While it is likely that all of your courses have transferred (unless indicated otherwise on the credit evaluation), it is the prerogative of each department to decide whether any courses taken at other institutions count towards the requirements of its own major. When you arrive on campus, you will need to talk to your major advisor (if you are a junior) or the Director of Undergraduate Studies (DUS) to find out whether specific courses fulfill individual requirements of the major. You can also contact the DUS during the summer about major course taken at your previous institution.
AP and IB Credit
Refer to the Credit and Placement page to learn how credits are awarded. The rules may be different from those of your former college. You can place into courses on the basis of your AP or IB scores. If you repeat an introductory course, you will not receive credit for both the course and the AP or IB exams that cover the same material. AP credit will be added to your record and credit totals only after we receive the official report of score(s) from ETS to Cornell University. The credits will appear in the Student Center—please note: these are processed over the summer, so you may not see them until August or September.
AP, IB, and A-Level Credits
To receive credits for AP, IB, A-Level or French Baccalaureate, refer to the Credit and Placement page. This page explains what (if any) credit you can be awarded, as well as what introductory courses you may not need to take. Any credit earned will be added to your records automatically after we receive your exam scores, which may take a few weeks. Check your unofficial Cornell transcript in Student Center for updates.
Some departments advise prospective majors to develop a firm grounding in the subject area and methodology by enrolling in the introductory survey course even if you have credit. Check the appropriate department websites and if you decide to take a course that your credit places you out of, you will forfeit that credit.

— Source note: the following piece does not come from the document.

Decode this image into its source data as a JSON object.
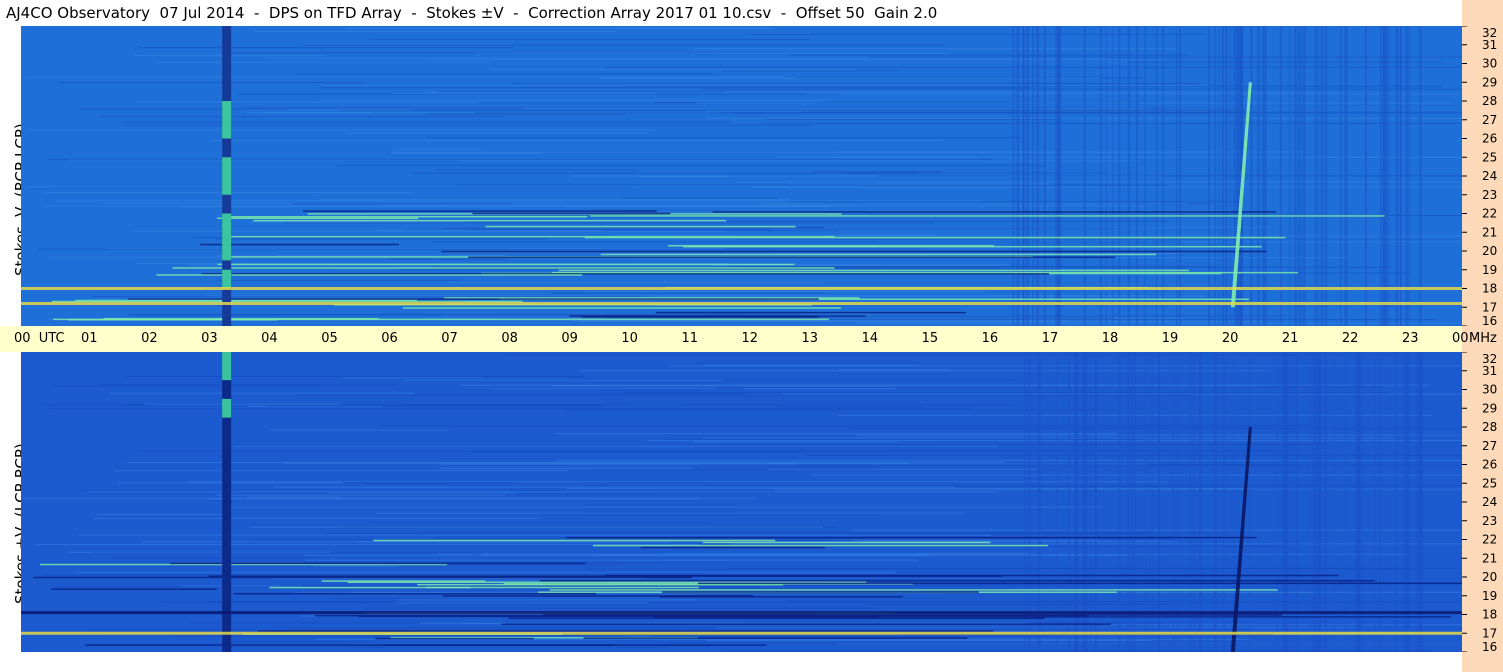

Note: You may enroll in courses at Cornell that assume placement on the basis of AP, IB, A-Level, or French Baccalaureate credit even if we do not yet have your credits recorded.
The University Class Roster provides detailed information on the meeting times and room locations of all Cornell courses (including the different lectures, labs and/or discussion sections for each course). You can browse courses by subject or use the search function to find a particular course. Scheduler and CourseCrafter can be found on the Class Roster site.
Courses of Study
The DUST report allows you to track your degree progress.
Student Center/Student Essentials
The Student Center/Student Essentials is your academic portal to personal information, course enrollment, transcripts, financial aid, bursar, etc.
Resources and Services
We work with partner units to assist you with the academic, personal, and professional exploration and planning process. We hope that you will work with them as you journey through Cornell. Visit our student services partners.
Every new student in the College of Arts & Sciences is assigned to the following advisors: an advising dean, a pre-major/major faculty advisor, and a peer ambassador (for first-year students only). Find your advisors here.
While preparing to enroll in courses, make sure to check the appropriate department websites to see which introductory courses are recommended for first-year students. If you have further questions about a particular course or major, contact the department directly.
Office of Undergraduate Biology (OUB)
Biological Sciences students are encouraged to work with advisors in the Office of Undergraduate Biology (OUB) on academic planning and programs related to the major.
If you have general questions or concerns, please email AS-Student Services.
Please be aware that we will respond only to your Cornell e-mail address.